**Exercise aim**: Each entry below has to be written out again without any change.

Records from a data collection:
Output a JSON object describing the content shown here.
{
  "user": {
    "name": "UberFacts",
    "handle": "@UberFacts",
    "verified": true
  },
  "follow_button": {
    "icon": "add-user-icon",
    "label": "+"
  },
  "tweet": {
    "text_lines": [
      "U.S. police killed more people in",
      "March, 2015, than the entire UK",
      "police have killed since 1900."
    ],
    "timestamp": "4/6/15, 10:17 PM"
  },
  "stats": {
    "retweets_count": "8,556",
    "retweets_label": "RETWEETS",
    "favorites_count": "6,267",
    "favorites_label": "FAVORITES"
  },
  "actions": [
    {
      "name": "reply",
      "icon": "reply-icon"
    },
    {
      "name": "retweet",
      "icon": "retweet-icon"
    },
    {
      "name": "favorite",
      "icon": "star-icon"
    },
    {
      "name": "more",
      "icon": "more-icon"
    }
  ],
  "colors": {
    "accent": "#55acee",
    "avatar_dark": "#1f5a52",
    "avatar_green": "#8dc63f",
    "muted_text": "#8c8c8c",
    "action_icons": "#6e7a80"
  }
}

**Response to this task**:
Output a JSON object describing the content shown here.
{
  "user": {
    "name": "UberFacts",
    "handle": "@UberFacts",
    "verified": true
  },
  "follow_button": {
    "icon": "add-user-icon",
    "label": "+"
  },
  "tweet": {
    "text_lines": [
      "U.S. police killed more people in",
      "March, 2015, than the entire UK",
      "police have killed since 1900."
    ],
    "timestamp": "4/6/15, 10:17 PM"
  },
  "stats": {
    "retweets_count": "8,556",
    "retweets_label": "RETWEETS",
    "favorites_count": "6,267",
    "favorites_label": "FAVORITES"
  },
  "actions": [
    {
      "name": "reply",
      "icon": "reply-icon"
    },
    {
      "name": "retweet",
      "icon": "retweet-icon"
    },
    {
      "name": "favorite",
      "icon": "star-icon"
    },
    {
      "name": "more",
      "icon": "more-icon"
    }
  ],
  "colors": {
    "accent": "#55acee",
    "avatar_dark": "#1f5a52",
    "avatar_green": "#8dc63f",
    "muted_text": "#8c8c8c",
    "action_icons": "#6e7a80"
  }
}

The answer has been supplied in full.